◆ WHAT IS BEING ASKED
Set down the records exactly as they stand, except for any pictures, which you should omit.

(Dataset rows for apps and sites)
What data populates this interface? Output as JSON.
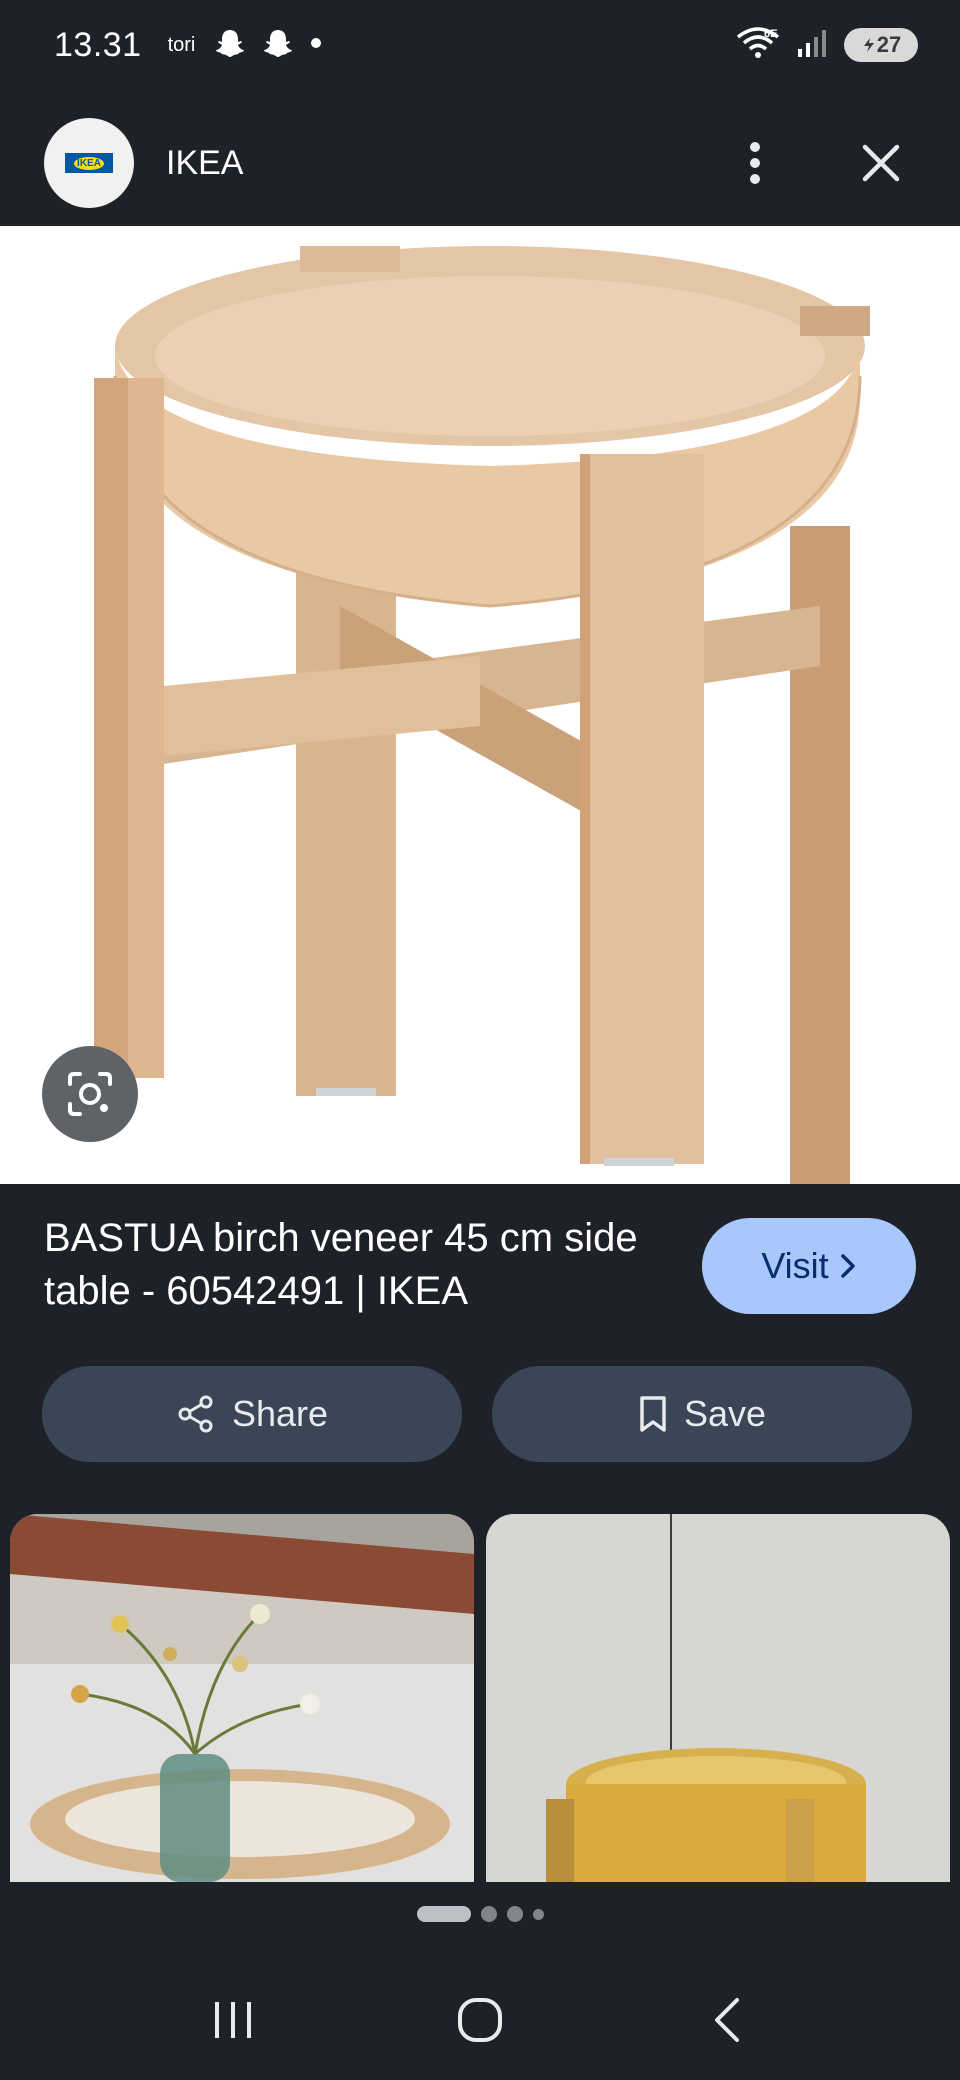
{
  "status_bar": {
    "time": "13.31",
    "carrier": "tori",
    "battery": "27"
  },
  "header": {
    "site_name": "IKEA",
    "logo_text": "IKEA"
  },
  "result": {
    "title": "BASTUA birch veneer 45 cm side table - 60542491 | IKEA",
    "visit_label": "Visit"
  },
  "actions": {
    "share_label": "Share",
    "save_label": "Save"
  },
  "related_count": 2,
  "pager": {
    "pages": 4,
    "current": 1
  },
  "colors": {
    "background": "#1f2128",
    "visit_button": "#a8c7fa",
    "action_button": "#3b4558"
  }
}
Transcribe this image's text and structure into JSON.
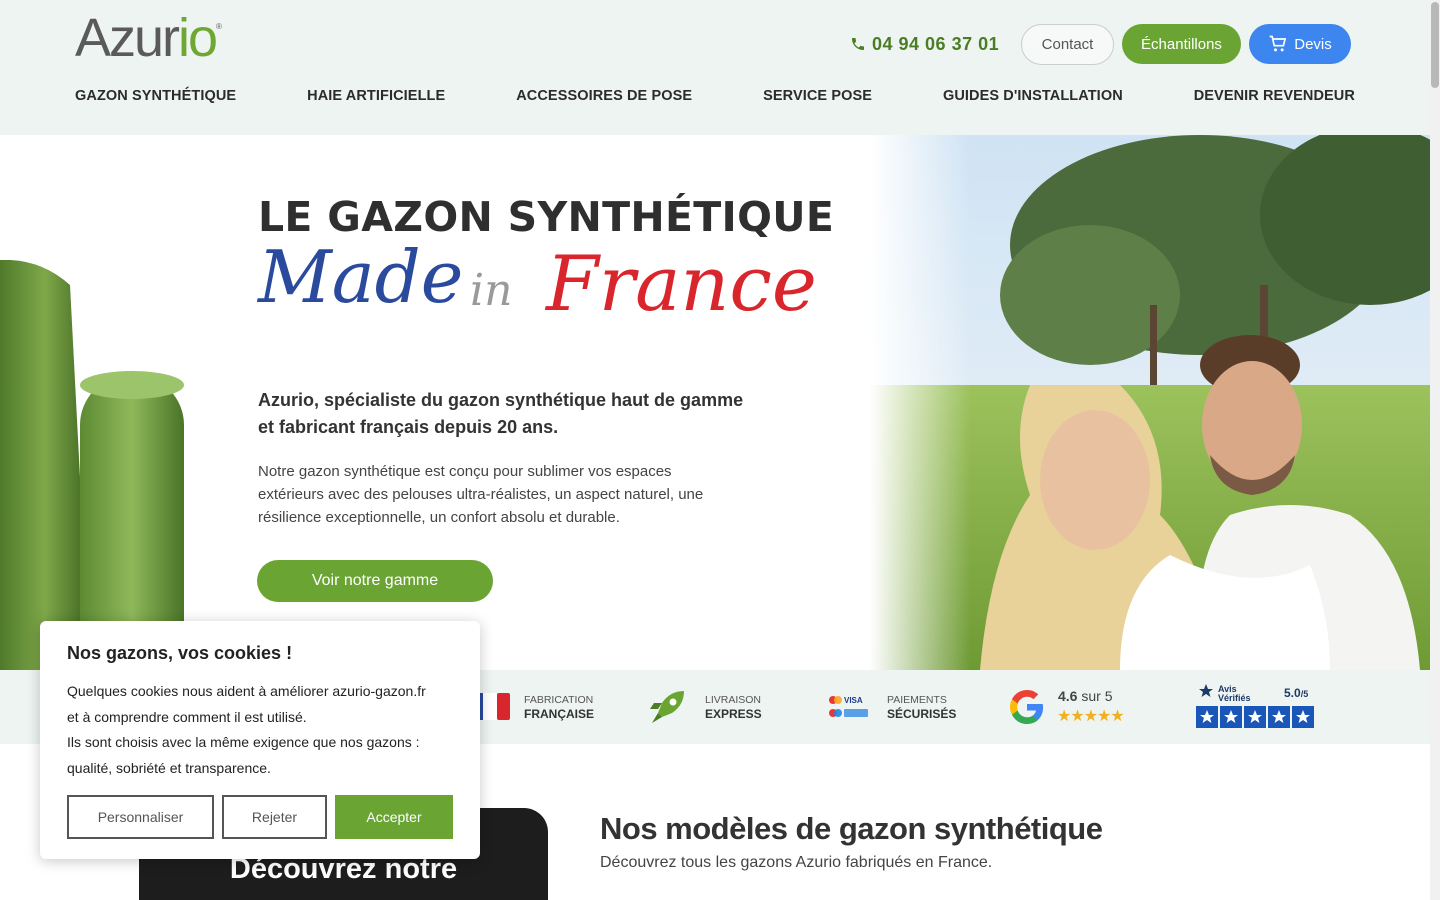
{
  "brand": {
    "name_part1": "Azur",
    "name_part2": "io",
    "reg": "®"
  },
  "header": {
    "phone": "04 94 06 37 01",
    "contact_label": "Contact",
    "echantillons_label": "Échantillons",
    "devis_label": "Devis"
  },
  "nav": {
    "items": [
      {
        "label": "GAZON SYNTHÉTIQUE"
      },
      {
        "label": "HAIE ARTIFICIELLE"
      },
      {
        "label": "ACCESSOIRES DE POSE"
      },
      {
        "label": "SERVICE POSE"
      },
      {
        "label": "GUIDES D'INSTALLATION"
      },
      {
        "label": "DEVENIR REVENDEUR"
      }
    ]
  },
  "hero": {
    "title": "LE GAZON SYNTHÉTIQUE",
    "script_made": "Made",
    "script_in": "in",
    "script_france": "France",
    "lead": "Azurio, spécialiste du gazon synthétique haut de gamme et fabricant français depuis 20 ans.",
    "description": "Notre gazon synthétique est conçu pour sublimer vos espaces extérieurs avec des pelouses ultra-réalistes, un aspect naturel, une résilience exceptionnelle, un confort absolu et durable.",
    "cta_label": "Voir notre gamme"
  },
  "trust": {
    "fabrication_top": "FABRICATION",
    "fabrication_bottom": "FRANÇAISE",
    "livraison_top": "LIVRAISON",
    "livraison_bottom": "EXPRESS",
    "paiements_top": "PAIEMENTS",
    "paiements_bottom": "SÉCURISÉS",
    "google_score": "4.6",
    "google_suffix": "sur 5",
    "google_rating": 4.6,
    "avis_title": "Avis Vérifiés",
    "avis_score": "5.0",
    "avis_suffix": "/5",
    "avis_rating": 5.0
  },
  "models": {
    "title": "Nos modèles de gazon synthétique",
    "subtitle": "Découvrez tous les gazons Azurio fabriqués en France.",
    "card_text": "Découvrez notre"
  },
  "cookie": {
    "title": "Nos gazons, vos cookies !",
    "line1": "Quelques cookies nous aident à améliorer azurio-gazon.fr",
    "line2": "et à comprendre comment il est utilisé.",
    "line3": "Ils sont choisis avec la même exigence que nos gazons :",
    "line4": "qualité, sobriété et transparence.",
    "personnaliser": "Personnaliser",
    "rejeter": "Rejeter",
    "accepter": "Accepter"
  },
  "colors": {
    "green": "#6aa534",
    "blue": "#3d86f0",
    "header_bg": "#eef4f1",
    "script_blue": "#2a4a9e",
    "script_red": "#d9262d"
  }
}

◆ WRITTEN REPLY
What data populates this interface? Output as JSON.
{
  "status_bar": {
    "time": "13.31",
    "carrier": "tori",
    "battery": "27"
  },
  "header": {
    "site_name": "IKEA",
    "logo_text": "IKEA"
  },
  "result": {
    "title": "BASTUA birch veneer 45 cm side table - 60542491 | IKEA",
    "visit_label": "Visit"
  },
  "actions": {
    "share_label": "Share",
    "save_label": "Save"
  },
  "related_count": 2,
  "pager": {
    "pages": 4,
    "current": 1
  },
  "colors": {
    "background": "#1f2128",
    "visit_button": "#a8c7fa",
    "action_button": "#3b4558"
  }
}
Transcribe this image's text and structure into JSON.
{
  "brand": {
    "name_part1": "Azur",
    "name_part2": "io",
    "reg": "®"
  },
  "header": {
    "phone": "04 94 06 37 01",
    "contact_label": "Contact",
    "echantillons_label": "Échantillons",
    "devis_label": "Devis"
  },
  "nav": {
    "items": [
      {
        "label": "GAZON SYNTHÉTIQUE"
      },
      {
        "label": "HAIE ARTIFICIELLE"
      },
      {
        "label": "ACCESSOIRES DE POSE"
      },
      {
        "label": "SERVICE POSE"
      },
      {
        "label": "GUIDES D'INSTALLATION"
      },
      {
        "label": "DEVENIR REVENDEUR"
      }
    ]
  },
  "hero": {
    "title": "LE GAZON SYNTHÉTIQUE",
    "script_made": "Made",
    "script_in": "in",
    "script_france": "France",
    "lead": "Azurio, spécialiste du gazon synthétique haut de gamme et fabricant français depuis 20 ans.",
    "description": "Notre gazon synthétique est conçu pour sublimer vos espaces extérieurs avec des pelouses ultra-réalistes, un aspect naturel, une résilience exceptionnelle, un confort absolu et durable.",
    "cta_label": "Voir notre gamme"
  },
  "trust": {
    "fabrication_top": "FABRICATION",
    "fabrication_bottom": "FRANÇAISE",
    "livraison_top": "LIVRAISON",
    "livraison_bottom": "EXPRESS",
    "paiements_top": "PAIEMENTS",
    "paiements_bottom": "SÉCURISÉS",
    "google_score": "4.6",
    "google_suffix": "sur 5",
    "google_rating": 4.6,
    "avis_title": "Avis Vérifiés",
    "avis_score": "5.0",
    "avis_suffix": "/5",
    "avis_rating": 5.0
  },
  "models": {
    "title": "Nos modèles de gazon synthétique",
    "subtitle": "Découvrez tous les gazons Azurio fabriqués en France.",
    "card_text": "Découvrez notre"
  },
  "cookie": {
    "title": "Nos gazons, vos cookies !",
    "line1": "Quelques cookies nous aident à améliorer azurio-gazon.fr",
    "line2": "et à comprendre comment il est utilisé.",
    "line3": "Ils sont choisis avec la même exigence que nos gazons :",
    "line4": "qualité, sobriété et transparence.",
    "personnaliser": "Personnaliser",
    "rejeter": "Rejeter",
    "accepter": "Accepter"
  },
  "colors": {
    "green": "#6aa534",
    "blue": "#3d86f0",
    "header_bg": "#eef4f1",
    "script_blue": "#2a4a9e",
    "script_red": "#d9262d"
  }
}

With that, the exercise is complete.